How to Track Apes and Monkeys in the Wild
Updated: Feb 24
When it comes to fieldcraft, primates can be split into two main camps: those that are habituated and those that aren’t. Habituated primates have been acclimatised to the presence of humans; they are often the subject of scientific field research and offer some of the closest and most rewarding encounters. Tracking them usually relies on following a guide who is in radio contact with scouts that have kept a close watch over your target primates since daybreak. Unhabituated apes or monkeys, on the other hand, present a far greater challenge. To catch even a fleeting glimpse of them you’ll need to pit your wits against some of the smartest minds in the animal kingdom. There are exceptions, of course – savannah dwelling baboons are not exactly shy, while some species of langur and macaque have adapted to urban areas, becoming streetwise monkeys ever on the lookout for free food. India’s temple monkeys and Gibraltar’s rock apes will probably find you long before you find them.
Not all primates are diurnal. Take a walk at night in the forests of Africa, India or South East Asia, cast a torch beam into the trees and you could well find a pair of round eyes shining back at you. Largely nocturnal, prosimians are the oldest members of the primate family and include lorises, pottos, bushbabies, lemurs, tarsiers and the aye-aye. Holed up in trees by day, these goggle-eyed gremlins only emerge to feed under cover of darkness. In Latin America, the nightshift is filled by owl monkeys which not only resemble owls with their huge, disc-shaped eyes, but also sound like them, uttering low-frequency hoots.
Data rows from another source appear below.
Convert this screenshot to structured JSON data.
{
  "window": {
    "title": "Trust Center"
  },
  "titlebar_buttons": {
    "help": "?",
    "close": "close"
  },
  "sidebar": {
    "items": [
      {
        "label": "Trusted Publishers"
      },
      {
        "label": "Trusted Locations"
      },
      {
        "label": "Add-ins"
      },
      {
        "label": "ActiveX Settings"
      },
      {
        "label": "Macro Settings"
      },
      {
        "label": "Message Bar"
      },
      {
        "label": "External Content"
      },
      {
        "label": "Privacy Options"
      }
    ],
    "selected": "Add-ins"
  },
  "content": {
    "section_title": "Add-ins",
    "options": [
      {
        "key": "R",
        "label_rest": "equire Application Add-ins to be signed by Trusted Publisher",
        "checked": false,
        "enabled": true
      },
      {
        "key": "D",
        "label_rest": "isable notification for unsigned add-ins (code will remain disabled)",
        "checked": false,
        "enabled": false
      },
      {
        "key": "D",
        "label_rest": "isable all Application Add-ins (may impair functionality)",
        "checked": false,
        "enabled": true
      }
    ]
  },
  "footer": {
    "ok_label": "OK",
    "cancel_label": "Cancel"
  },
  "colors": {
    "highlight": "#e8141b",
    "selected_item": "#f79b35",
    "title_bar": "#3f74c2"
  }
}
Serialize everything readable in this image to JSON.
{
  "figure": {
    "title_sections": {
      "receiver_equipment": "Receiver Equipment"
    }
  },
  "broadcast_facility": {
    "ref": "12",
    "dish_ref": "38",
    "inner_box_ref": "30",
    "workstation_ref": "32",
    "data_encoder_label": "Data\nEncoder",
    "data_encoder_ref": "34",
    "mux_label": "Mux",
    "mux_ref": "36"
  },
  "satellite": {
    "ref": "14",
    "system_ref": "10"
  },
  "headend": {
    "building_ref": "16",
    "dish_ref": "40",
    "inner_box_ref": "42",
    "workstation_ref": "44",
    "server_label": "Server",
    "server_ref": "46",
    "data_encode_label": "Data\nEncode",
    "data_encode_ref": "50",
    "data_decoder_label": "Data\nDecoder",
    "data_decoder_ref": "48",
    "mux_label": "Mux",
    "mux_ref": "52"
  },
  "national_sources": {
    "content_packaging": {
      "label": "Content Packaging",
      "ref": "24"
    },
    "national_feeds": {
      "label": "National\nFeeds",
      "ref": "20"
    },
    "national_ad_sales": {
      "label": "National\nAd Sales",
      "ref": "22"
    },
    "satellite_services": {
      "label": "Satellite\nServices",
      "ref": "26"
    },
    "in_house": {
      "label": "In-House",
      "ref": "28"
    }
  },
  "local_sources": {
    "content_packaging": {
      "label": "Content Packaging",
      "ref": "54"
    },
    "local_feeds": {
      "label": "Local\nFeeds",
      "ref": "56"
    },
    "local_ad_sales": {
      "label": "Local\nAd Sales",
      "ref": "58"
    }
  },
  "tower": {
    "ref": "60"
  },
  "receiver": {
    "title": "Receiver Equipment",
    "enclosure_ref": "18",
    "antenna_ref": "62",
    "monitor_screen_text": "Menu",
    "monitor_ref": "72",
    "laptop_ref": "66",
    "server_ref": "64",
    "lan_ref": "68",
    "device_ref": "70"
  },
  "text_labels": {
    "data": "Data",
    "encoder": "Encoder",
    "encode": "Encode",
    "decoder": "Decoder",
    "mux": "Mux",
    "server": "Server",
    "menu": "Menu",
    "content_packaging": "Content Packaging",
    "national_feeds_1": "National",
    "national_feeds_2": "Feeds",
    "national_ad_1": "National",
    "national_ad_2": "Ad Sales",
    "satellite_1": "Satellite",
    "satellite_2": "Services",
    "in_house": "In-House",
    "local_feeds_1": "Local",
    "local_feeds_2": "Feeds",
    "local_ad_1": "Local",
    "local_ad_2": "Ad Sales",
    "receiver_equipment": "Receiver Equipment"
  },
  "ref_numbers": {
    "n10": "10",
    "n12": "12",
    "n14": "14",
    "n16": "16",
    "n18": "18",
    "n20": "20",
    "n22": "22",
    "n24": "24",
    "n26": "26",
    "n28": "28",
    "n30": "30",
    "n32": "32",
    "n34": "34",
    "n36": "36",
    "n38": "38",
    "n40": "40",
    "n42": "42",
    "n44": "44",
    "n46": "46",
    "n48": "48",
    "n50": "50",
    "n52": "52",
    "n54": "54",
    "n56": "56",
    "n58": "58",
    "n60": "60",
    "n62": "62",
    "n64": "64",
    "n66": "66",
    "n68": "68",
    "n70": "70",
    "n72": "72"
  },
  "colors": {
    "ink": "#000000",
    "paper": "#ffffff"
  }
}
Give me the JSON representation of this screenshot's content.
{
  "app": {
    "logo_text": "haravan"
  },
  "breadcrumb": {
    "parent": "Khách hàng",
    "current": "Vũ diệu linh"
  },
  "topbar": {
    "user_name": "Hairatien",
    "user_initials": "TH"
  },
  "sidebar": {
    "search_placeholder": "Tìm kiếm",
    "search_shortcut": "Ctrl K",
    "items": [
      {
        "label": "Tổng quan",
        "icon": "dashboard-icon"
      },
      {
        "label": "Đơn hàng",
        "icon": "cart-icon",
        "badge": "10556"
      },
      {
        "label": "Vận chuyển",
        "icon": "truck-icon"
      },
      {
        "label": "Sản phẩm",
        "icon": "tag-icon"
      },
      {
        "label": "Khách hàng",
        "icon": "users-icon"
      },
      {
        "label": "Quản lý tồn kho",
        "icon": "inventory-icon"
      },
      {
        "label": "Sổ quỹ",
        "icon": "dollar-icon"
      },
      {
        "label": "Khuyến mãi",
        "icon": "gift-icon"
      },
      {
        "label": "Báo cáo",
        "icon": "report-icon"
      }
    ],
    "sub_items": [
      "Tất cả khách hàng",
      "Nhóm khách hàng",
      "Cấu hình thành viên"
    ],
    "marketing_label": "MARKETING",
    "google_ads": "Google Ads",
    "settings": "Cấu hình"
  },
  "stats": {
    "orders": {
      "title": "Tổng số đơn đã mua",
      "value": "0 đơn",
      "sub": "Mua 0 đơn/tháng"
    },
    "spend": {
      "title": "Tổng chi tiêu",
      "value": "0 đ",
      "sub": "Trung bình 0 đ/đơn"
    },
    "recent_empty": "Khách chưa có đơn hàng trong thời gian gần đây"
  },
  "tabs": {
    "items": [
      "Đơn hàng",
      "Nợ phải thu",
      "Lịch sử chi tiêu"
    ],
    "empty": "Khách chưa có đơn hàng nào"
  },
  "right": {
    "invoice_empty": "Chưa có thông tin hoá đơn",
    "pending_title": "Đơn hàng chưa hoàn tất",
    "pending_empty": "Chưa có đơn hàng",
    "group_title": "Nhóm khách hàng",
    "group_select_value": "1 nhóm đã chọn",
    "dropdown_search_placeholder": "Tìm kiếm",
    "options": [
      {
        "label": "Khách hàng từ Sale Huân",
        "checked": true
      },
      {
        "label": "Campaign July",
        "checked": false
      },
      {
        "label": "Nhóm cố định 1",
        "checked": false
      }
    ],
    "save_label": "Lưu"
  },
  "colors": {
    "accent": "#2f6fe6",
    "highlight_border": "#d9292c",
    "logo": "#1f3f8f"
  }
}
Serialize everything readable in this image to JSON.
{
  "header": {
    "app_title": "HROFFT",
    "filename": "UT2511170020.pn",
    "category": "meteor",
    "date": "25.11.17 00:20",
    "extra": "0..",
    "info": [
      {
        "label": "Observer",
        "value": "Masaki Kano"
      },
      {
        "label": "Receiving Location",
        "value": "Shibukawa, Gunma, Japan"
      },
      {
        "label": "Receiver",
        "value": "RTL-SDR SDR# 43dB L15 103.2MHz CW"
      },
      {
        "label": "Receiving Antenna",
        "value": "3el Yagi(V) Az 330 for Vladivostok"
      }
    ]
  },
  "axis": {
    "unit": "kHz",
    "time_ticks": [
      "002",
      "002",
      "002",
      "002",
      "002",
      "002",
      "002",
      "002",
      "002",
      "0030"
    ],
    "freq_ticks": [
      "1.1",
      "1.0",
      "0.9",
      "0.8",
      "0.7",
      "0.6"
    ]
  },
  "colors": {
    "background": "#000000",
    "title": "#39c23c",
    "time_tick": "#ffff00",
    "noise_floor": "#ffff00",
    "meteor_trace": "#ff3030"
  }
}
Howlers and cry babies
Listening out for their calls can be a good way to track down nocturnal primates. Bushbabies, in particular, have a loud shriek that has an unnerving resemblance to a crying human infant. Some diurnal lemurs kick up a racket during the day. One of the most haunting calls in nature, the song of the indri can carry for around 3km, adults joining in duets to proclaim their territories. For forest dwellers this is an effective way to declare their location to other primates. Other species are equally vocal, from bellowing howler monkeys and pant-hooting chimpanzees to the wonderful whooping of gibbons. In many forests, the dawn chorus of primates rivals anything that birds can offer. In addition to marking territory, primates make a song and dance over predators. Alarm calls could be anything from baboons barking at a leopard slinking from its daytime cover to langurs grunting indignantly at a tiger. Keep your ears open and these tell-tale sounds can lead you to all kinds of interesting wildlife.
There’s nothing more irresistible to most primates than a tree in flower or fruit. Stake one out, rather than stroll randomly through a forest, and you’ll greatly increase your chances of spotting primates – particularly the more elusive canopy-dwelling species. Orang-utans, for example, are notoriously difficult to see in the wild, but they’ll travel large distances to gorge themselves on fruit. You will know when there’s one feeding in the tree above you when empty fruit husks start raining down. Other primates frequent particular habitats for feeding – lowland gorillas, for example, are partial to the tubers and shoots of water plants growing in swampy bais (or clearings) in the Congo rainforest.
This is what intrigues us most about primates. A mere sighting will always leave us wanting, because it’s only through patient and sustained observation that you begin to recognise so much familiar behaviour – playing infants, social dominance, even tool use. Ultimately, it’s the experiences of primatologists like Jane Goodall that provide the best lesson in fieldcraft: take your time, sit quietly and simply observe.